Whatever the listing holds, output it without alteration.

━━━━━━

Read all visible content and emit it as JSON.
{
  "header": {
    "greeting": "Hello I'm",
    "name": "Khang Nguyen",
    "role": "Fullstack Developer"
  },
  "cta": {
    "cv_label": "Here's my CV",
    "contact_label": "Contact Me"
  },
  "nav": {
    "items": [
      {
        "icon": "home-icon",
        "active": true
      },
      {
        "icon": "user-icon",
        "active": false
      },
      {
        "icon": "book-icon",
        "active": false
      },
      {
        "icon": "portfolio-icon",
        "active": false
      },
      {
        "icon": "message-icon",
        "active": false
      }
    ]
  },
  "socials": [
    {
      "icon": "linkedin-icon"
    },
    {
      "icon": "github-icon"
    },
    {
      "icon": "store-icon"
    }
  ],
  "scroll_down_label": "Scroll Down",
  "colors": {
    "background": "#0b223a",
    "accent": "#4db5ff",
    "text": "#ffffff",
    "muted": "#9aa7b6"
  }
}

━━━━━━

**Answer area**
Read all visible content and emit it as JSON.
{
  "header": {
    "greeting": "Hello I'm",
    "name": "Khang Nguyen",
    "role": "Fullstack Developer"
  },
  "cta": {
    "cv_label": "Here's my CV",
    "contact_label": "Contact Me"
  },
  "nav": {
    "items": [
      {
        "icon": "home-icon",
        "active": true
      },
      {
        "icon": "user-icon",
        "active": false
      },
      {
        "icon": "book-icon",
        "active": false
      },
      {
        "icon": "portfolio-icon",
        "active": false
      },
      {
        "icon": "message-icon",
        "active": false
      }
    ]
  },
  "socials": [
    {
      "icon": "linkedin-icon"
    },
    {
      "icon": "github-icon"
    },
    {
      "icon": "store-icon"
    }
  ],
  "scroll_down_label": "Scroll Down",
  "colors": {
    "background": "#0b223a",
    "accent": "#4db5ff",
    "text": "#ffffff",
    "muted": "#9aa7b6"
  }
}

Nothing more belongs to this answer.